While conducting a patrol as team leader with Company B, 2d Battalion (Airborne), 503d Infantry Regiment, Specialist Giunta and his team were navigating through harsh terrain when they were ambushed by a well-armed and well-coordinated insurgent force. While under heavy enemy fire, Specialist Giunta immediately sprinted towards cover and engaged the enemy.
Seeing that his squad leader had fallen and believing that he had been injured, Specialist Giunta exposed himself to withering enemy fire and raced towards his squad leader, helped him to cover, and administered medical aid.
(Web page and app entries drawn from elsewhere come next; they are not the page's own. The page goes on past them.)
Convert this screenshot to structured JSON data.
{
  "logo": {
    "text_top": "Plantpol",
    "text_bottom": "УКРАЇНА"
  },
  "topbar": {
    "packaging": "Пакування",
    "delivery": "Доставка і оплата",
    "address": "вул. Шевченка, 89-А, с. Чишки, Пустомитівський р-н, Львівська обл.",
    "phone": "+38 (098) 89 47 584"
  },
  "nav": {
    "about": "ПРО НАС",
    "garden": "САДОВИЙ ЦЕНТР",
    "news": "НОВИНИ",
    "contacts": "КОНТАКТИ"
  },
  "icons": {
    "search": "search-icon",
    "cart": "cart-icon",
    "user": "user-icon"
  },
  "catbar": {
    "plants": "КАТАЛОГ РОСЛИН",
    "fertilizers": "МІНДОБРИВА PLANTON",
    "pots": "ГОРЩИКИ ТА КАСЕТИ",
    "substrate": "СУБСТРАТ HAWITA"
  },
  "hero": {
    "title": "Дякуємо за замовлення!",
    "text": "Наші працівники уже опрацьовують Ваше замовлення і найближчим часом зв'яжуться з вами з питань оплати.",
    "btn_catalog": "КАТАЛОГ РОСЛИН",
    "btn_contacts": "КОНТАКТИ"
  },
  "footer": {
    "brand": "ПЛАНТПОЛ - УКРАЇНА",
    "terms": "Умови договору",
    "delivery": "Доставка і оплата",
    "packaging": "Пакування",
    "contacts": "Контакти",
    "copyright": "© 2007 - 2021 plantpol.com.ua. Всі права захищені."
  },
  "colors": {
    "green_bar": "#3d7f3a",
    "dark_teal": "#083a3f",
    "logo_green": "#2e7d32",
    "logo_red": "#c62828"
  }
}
While administering first aid, enemy fire struck Specialist Giunta’s body armor and his secondary weapon.
Without regard to the ongoing fire, Specialist Giunta engaged the enemy before prepping and throwing grenades, using the explosions for cover in order to conceal his position.
Attempting to reach additional wounded fellow soldiers who were separated from the squad, Specialist Giunta and his team encountered a barrage of enemy fire that forced them to the ground. The team continued forward and upon reaching the wounded soldiers, Specialist Giunta realized that another soldier was still separated from the element.
Specialist Giunta then advanced forward on his own initiative. As he crested the top of a hill, he observed two insurgents carrying away an American soldier. He immediately engaged the enemy, killing one and wounding the other. Upon reaching the wounded soldier, he began to provide medical aid, as his squad caught up and provided security.
Specialist Giunta’s unwavering courage, selflessness, and decisive leadership while under extreme enemy fire were integral to his platoon’s ability to defeat an enemy ambush and recover a fellow American soldier from the enemy. Specialist Salvatore A. Giunta’s extraordinary heroism and selflessness above and beyond the call of duty are in keeping with the highest traditions of military service and reflect great credit upon himself, Company B, 2d Battalion (Airborne), 503rd Infantry Regiment, and the United States Army.
U.S. Department of Defense
Office of the Assistant Secretary of Defense (Public Affairs)